It’s no wonder that The Twilight Samurai was nominated for 12 and won 10 of the Japanese equivalent of the Oscars — the film is a crowd-pleaser. It’s a romantic historical drama with a tense climax, which seems to be heading toward a predictable act of derring-do and then pulls the rug out from under your expectations.
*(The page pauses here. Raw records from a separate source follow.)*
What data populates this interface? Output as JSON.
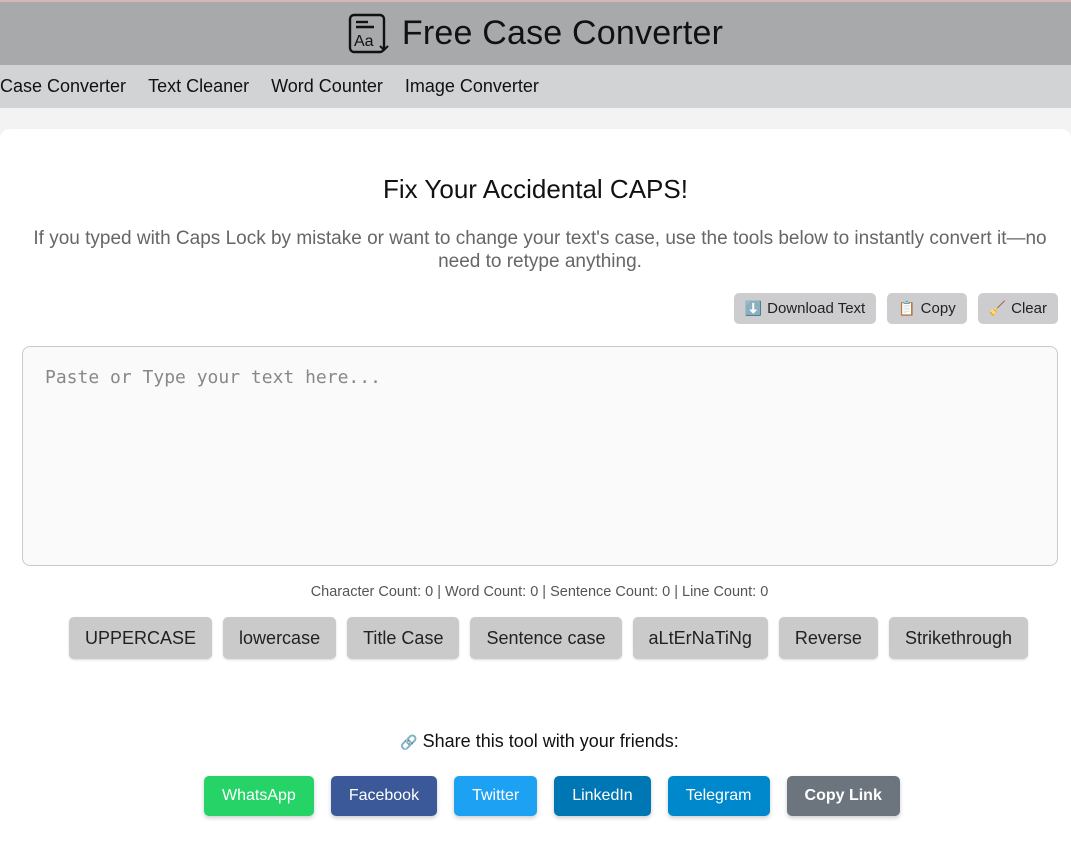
{
  "header": {
    "title": "Free Case Converter",
    "logo_icon": "text-case-icon"
  },
  "nav": {
    "items": [
      "Case Converter",
      "Text Cleaner",
      "Word Counter",
      "Image Converter"
    ]
  },
  "main": {
    "heading": "Fix Your Accidental CAPS!",
    "subtitle": "If you typed with Caps Lock by mistake or want to change your text's case, use the tools below to instantly convert it—no need to retype anything.",
    "toolbar": {
      "download": {
        "icon": "⬇️",
        "label": "Download Text"
      },
      "copy": {
        "icon": "📋",
        "label": "Copy"
      },
      "clear": {
        "icon": "🧹",
        "label": "Clear"
      }
    },
    "editor": {
      "placeholder": "Paste or Type your text here...",
      "value": ""
    },
    "counts": "Character Count: 0 | Word Count: 0 | Sentence Count: 0 | Line Count: 0",
    "case_buttons": [
      "UPPERCASE",
      "lowercase",
      "Title Case",
      "Sentence case",
      "aLtErNaTiNg",
      "Reverse",
      "Strikethrough"
    ],
    "share": {
      "icon": "🔗",
      "label": "Share this tool with your friends:",
      "buttons": [
        {
          "label": "WhatsApp",
          "color": "#25d366"
        },
        {
          "label": "Facebook",
          "color": "#3b5998"
        },
        {
          "label": "Twitter",
          "color": "#1da1f2"
        },
        {
          "label": "LinkedIn",
          "color": "#0077b5"
        },
        {
          "label": "Telegram",
          "color": "#0088cc"
        },
        {
          "label": "Copy Link",
          "color": "#6c757d"
        }
      ]
    }
  }
}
The film is set in the mid-18th century, when the old order was changing and many samurai found themselves becoming anachronisms, either forced to freelance their services or find other work. The title character, Seibei Iguchi (Hiroyuki Sanada — a minimalist actor who showed up in the Tom Cruise vehicle The Last Samurai), is a youngish widower with two small daughters and a senile mother, trained as a samurai and still loyal to his clan, but reduced to working as an inventory clerk in a food storage house in order to survive. He’s earned the nickname “Twilight” not because he’s in his declining years but because his dedication to his children and to working on his small homestead prevents him from going out in the evenings to carouse with co-workers.
The first part of the story finds Seibei becoming involved with an old flame, Tomoe (Rie Miyazawa), who has married but then divorced a drunken brute. It’s obvious that Seibei still loves Tomoe, and vice versa, but the conventions of the time, combined with his shame at his reduced circumstances, present a series of hurdles that seem insurmountable. The story becomes one of those maddening tales of missed connections and crushing conformity. A further complication is that Tomoe’s ex is still lurking, harassing her and her brother, and when Seibei is forced into a duel with him we get our first glimpse of the reserves of strength and skill that this quiet clerk retains.
The latter part of the film finds Seibei once again drawn into the service of his clan, sent against his will to bring back the head of a rebellious samurai named Yogo. Up until this point the film has been a leisurely, rather conventional (though satisfying) historical romance. Now the tension mounts and the film’s intent seems to deepen as Seibei’s encounter with the crazed Yogo becomes an unexpected confrontation with himself.
Twilight’s director and co-writer, Yoji Yamada, is a veteran of the Japanese cinema with more than 65 films to his credit, many of them comedies, none of them well-known in the States. And so with this film he makes, in his early 70s, an auspicious debut.
In Japanese with English subtitles. Showing at the Detroit Film Theatre (inside the DIA, 5200 Woodward Ave., Detroit), Friday and Saturday, Aug. 6-7, at 7 and 9:30 p.m.; and on Sunday, Aug. 8, at 4 and 7 p.m. Call 313-833-3237.
Richard C. Walls writes about film for Metro Times. E-mail firstname.lastname@example.org.